For indie development, limited or no budget, daytime jobs and tenuous or non-existent social lives is the norm. The process can be taxing and risky. Game project selection needs to be handled wisely or no one eats (literally). If long vision projects are allowed to go stale, lose focus, let deadlines drift, the incentive or aspiration to make a kick-ass game will fade…expect failure.
To survive long vision projects, short, casual projects can be a nice break or chance to refresh mentally. They tend to be popular with a wider audience because they’re pretty, fun and easy to play in short spurts. Their narrative base can be shallow, but they provide distraction, accomplishment and satisfaction; all in an easy to use handheld package.
The pairing of these two mismatched siblings can be a hard pill(s) for some developers to reconcile. Each targets a different types of player, offer different types of creative satisfaction. But the ‘casual quickie’ can aid a team in honing their collective experience, confidence, funding and reputation (i.e. BUZZ).
They also help an indie game development team face the long vision projects with a sense that we won’t get our asses handed to us in six months when half the team gets fed up and says “Screw you…I’m done.” Each game under the belt, each cycle or creation-production-promotion-and postmortem makes the team stronger and better equipped to make better projects.
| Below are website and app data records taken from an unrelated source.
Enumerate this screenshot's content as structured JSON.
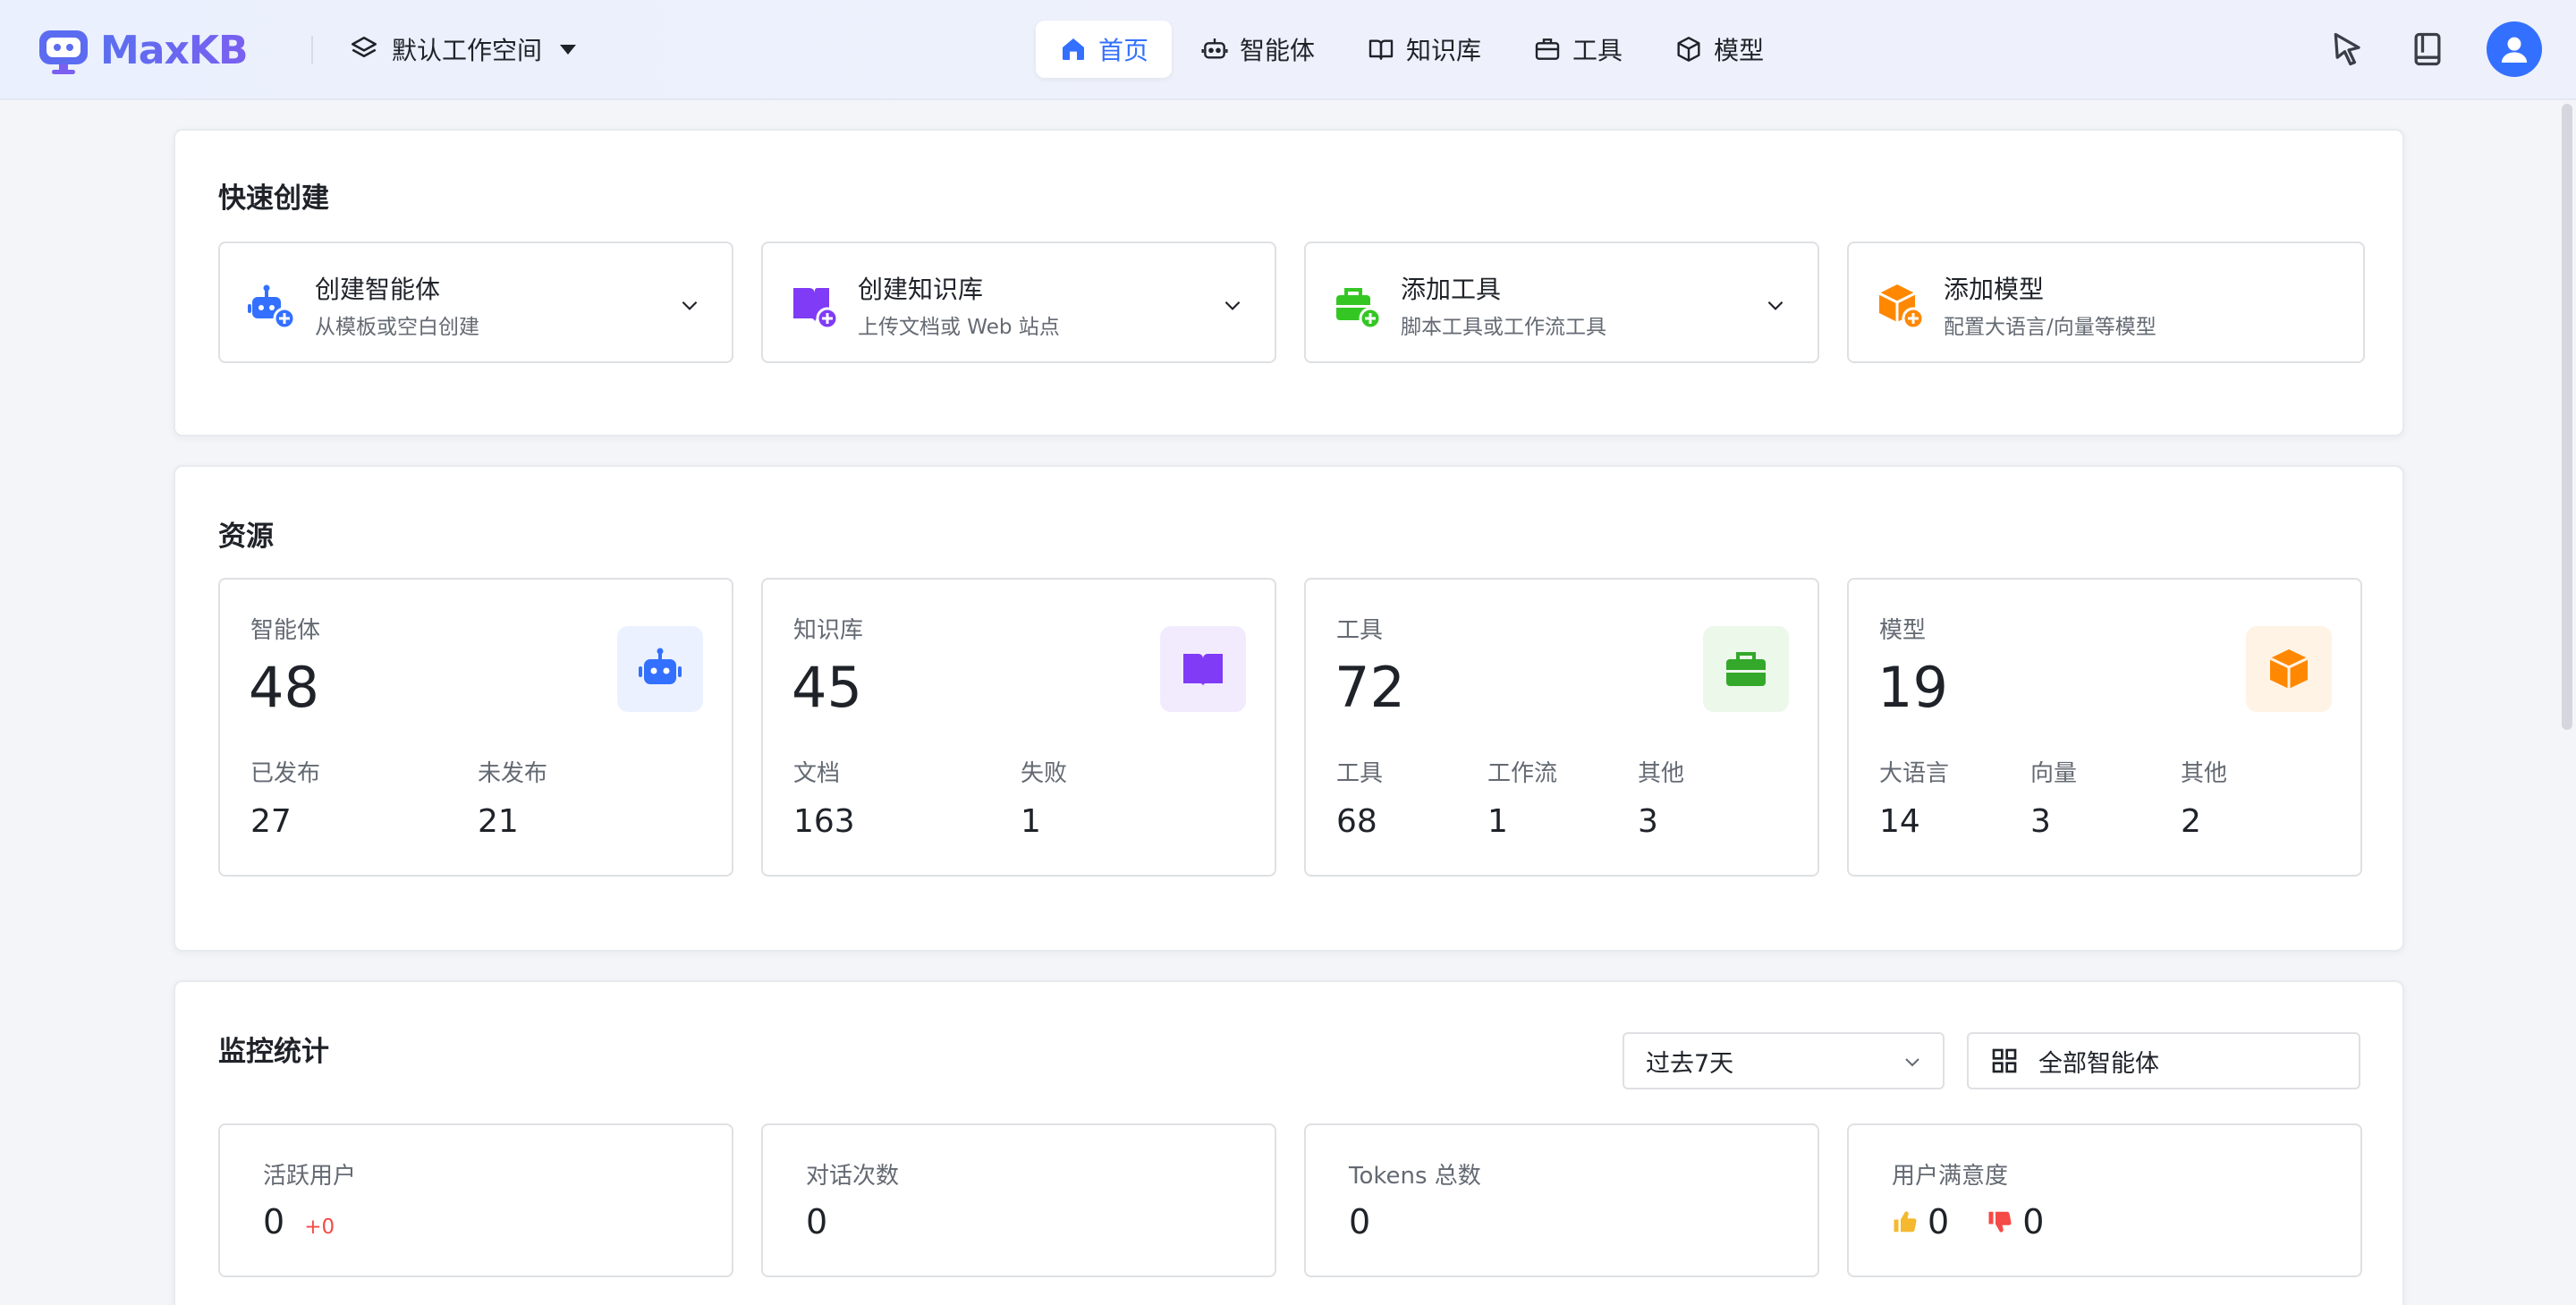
{
  "header": {
    "logo_text": "MaxKB",
    "workspace": "默认工作空间",
    "nav": [
      {
        "label": "首页",
        "icon": "home-icon",
        "active": true
      },
      {
        "label": "智能体",
        "icon": "robot-icon",
        "active": false
      },
      {
        "label": "知识库",
        "icon": "book-icon",
        "active": false
      },
      {
        "label": "工具",
        "icon": "toolbox-icon",
        "active": false
      },
      {
        "label": "模型",
        "icon": "cube-icon",
        "active": false
      }
    ],
    "right_icons": [
      "pointer-icon",
      "docs-icon",
      "user-avatar-icon"
    ]
  },
  "quick_create": {
    "title": "快速创建",
    "cards": [
      {
        "title": "创建智能体",
        "subtitle": "从模板或空白创建",
        "icon": "robot-plus-icon",
        "color": "#3370ff",
        "has_dropdown": true
      },
      {
        "title": "创建知识库",
        "subtitle": "上传文档或 Web 站点",
        "icon": "book-plus-icon",
        "color": "#7f3bf5",
        "has_dropdown": true
      },
      {
        "title": "添加工具",
        "subtitle": "脚本工具或工作流工具",
        "icon": "toolbox-plus-icon",
        "color": "#34c724",
        "has_dropdown": true
      },
      {
        "title": "添加模型",
        "subtitle": "配置大语言/向量等模型",
        "icon": "cube-plus-icon",
        "color": "#ff8800",
        "has_dropdown": false
      }
    ]
  },
  "resources": {
    "title": "资源",
    "cards": [
      {
        "label": "智能体",
        "count": "48",
        "icon": "robot-icon",
        "color": "#3370ff",
        "bg": "#ebf1ff",
        "stats": [
          {
            "label": "已发布",
            "value": "27"
          },
          {
            "label": "未发布",
            "value": "21"
          }
        ]
      },
      {
        "label": "知识库",
        "count": "45",
        "icon": "book-icon",
        "color": "#7f3bf5",
        "bg": "#f2ebfe",
        "stats": [
          {
            "label": "文档",
            "value": "163"
          },
          {
            "label": "失败",
            "value": "1"
          }
        ]
      },
      {
        "label": "工具",
        "count": "72",
        "icon": "toolbox-icon",
        "color": "#34a82a",
        "bg": "#ebf8ea",
        "stats": [
          {
            "label": "工具",
            "value": "68"
          },
          {
            "label": "工作流",
            "value": "1"
          },
          {
            "label": "其他",
            "value": "3"
          }
        ]
      },
      {
        "label": "模型",
        "count": "19",
        "icon": "cube-icon",
        "color": "#ff8800",
        "bg": "#fff3e5",
        "stats": [
          {
            "label": "大语言",
            "value": "14"
          },
          {
            "label": "向量",
            "value": "3"
          },
          {
            "label": "其他",
            "value": "2"
          }
        ]
      }
    ]
  },
  "monitor": {
    "title": "监控统计",
    "range_select": "过去7天",
    "app_filter": "全部智能体",
    "cards": [
      {
        "label": "活跃用户",
        "value": "0",
        "delta": "+0"
      },
      {
        "label": "对话次数",
        "value": "0"
      },
      {
        "label": "Tokens 总数",
        "value": "0"
      },
      {
        "label": "用户满意度",
        "like": "0",
        "dislike": "0"
      }
    ]
  }
}
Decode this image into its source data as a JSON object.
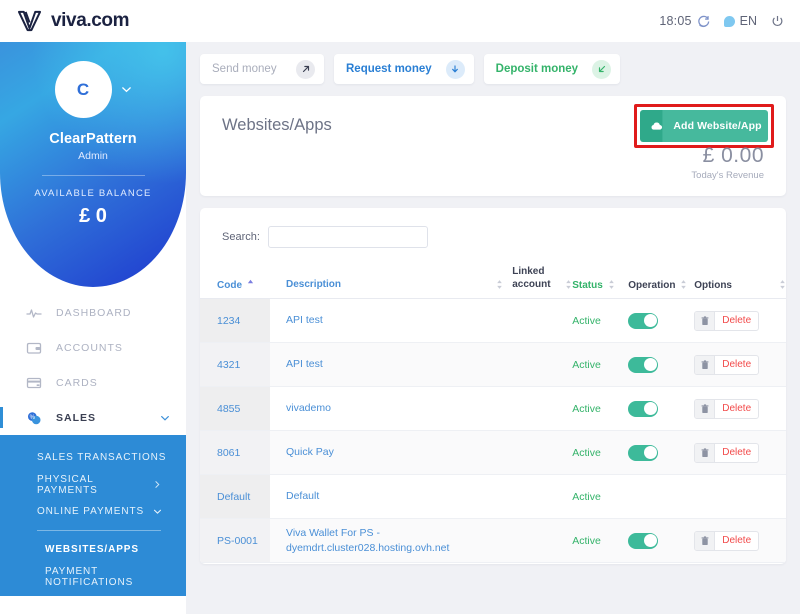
{
  "topbar": {
    "brand": "viva.com",
    "time": "18:05",
    "refresh_icon": "refresh-icon",
    "language": "EN",
    "language_icon": "globe-icon",
    "power_icon": "power-icon"
  },
  "sidebar": {
    "avatar_letter": "C",
    "account_name": "ClearPattern",
    "account_role": "Admin",
    "balance_label": "AVAILABLE BALANCE",
    "balance_value": "£ 0",
    "nav": [
      {
        "label": "DASHBOARD",
        "icon": "pulse-icon",
        "active": false,
        "chevron": false
      },
      {
        "label": "ACCOUNTS",
        "icon": "wallet-icon",
        "active": false,
        "chevron": false
      },
      {
        "label": "CARDS",
        "icon": "card-icon",
        "active": false,
        "chevron": false
      },
      {
        "label": "SALES",
        "icon": "sales-icon",
        "active": true,
        "chevron": true
      }
    ],
    "submenu": [
      {
        "label": "SALES TRANSACTIONS",
        "chevron": "none",
        "strong": false,
        "indent": false
      },
      {
        "label": "PHYSICAL PAYMENTS",
        "chevron": "right",
        "strong": false,
        "indent": false
      },
      {
        "label": "ONLINE PAYMENTS",
        "chevron": "down",
        "strong": false,
        "indent": false
      },
      {
        "label": "WEBSITES/APPS",
        "chevron": "none",
        "strong": true,
        "indent": true
      },
      {
        "label": "PAYMENT NOTIFICATIONS",
        "chevron": "none",
        "strong": false,
        "indent": true
      }
    ]
  },
  "actions": [
    {
      "label": "Send money",
      "icon": "arrow-up-right-icon",
      "style": "send"
    },
    {
      "label": "Request money",
      "icon": "arrow-down-icon",
      "style": "request"
    },
    {
      "label": "Deposit money",
      "icon": "arrow-down-left-icon",
      "style": "deposit"
    }
  ],
  "header": {
    "title": "Websites/Apps",
    "add_button_label": "Add Website/App",
    "add_button_icon": "cloud-icon",
    "add_button_color": "#46b99d",
    "highlight_color": "#e01b1b",
    "revenue_amount": "£ 0.00",
    "revenue_caption": "Today's Revenue"
  },
  "table": {
    "search_label": "Search:",
    "search_value": "",
    "search_placeholder": "",
    "columns": [
      {
        "label": "Code",
        "sort": "asc"
      },
      {
        "label": "Description",
        "sort": "both"
      },
      {
        "label": "Linked account",
        "sort": "both"
      },
      {
        "label": "Status",
        "sort": "both"
      },
      {
        "label": "Operation",
        "sort": "both"
      },
      {
        "label": "Options",
        "sort": "both"
      }
    ],
    "rows": [
      {
        "code": "1234",
        "description": "API test",
        "linked_account": "",
        "status": "Active",
        "toggle": true,
        "delete_label": "Delete",
        "has_delete": true
      },
      {
        "code": "4321",
        "description": "API test",
        "linked_account": "",
        "status": "Active",
        "toggle": true,
        "delete_label": "Delete",
        "has_delete": true
      },
      {
        "code": "4855",
        "description": "vivademo",
        "linked_account": "",
        "status": "Active",
        "toggle": true,
        "delete_label": "Delete",
        "has_delete": true
      },
      {
        "code": "8061",
        "description": "Quick Pay",
        "linked_account": "",
        "status": "Active",
        "toggle": true,
        "delete_label": "Delete",
        "has_delete": true
      },
      {
        "code": "Default",
        "description": "Default",
        "linked_account": "",
        "status": "Active",
        "toggle": false,
        "delete_label": "",
        "has_delete": false
      },
      {
        "code": "PS-0001",
        "description": "Viva Wallet For PS - dyemdrt.cluster028.hosting.ovh.net",
        "linked_account": "",
        "status": "Active",
        "toggle": true,
        "delete_label": "Delete",
        "has_delete": true
      }
    ]
  }
}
So before you poo-poo that casual game pitch from the programmer or art guy, think about it… on your commute home last night, what were people playing on their iPhones? (Probably some form of Tetris, but you get the point). Life happens in long winding paths. But sometimes, games are played between train stops. And what indie among us couldn’t use a little Angry Avian money (or even mildly agitated avian money for that matter…)?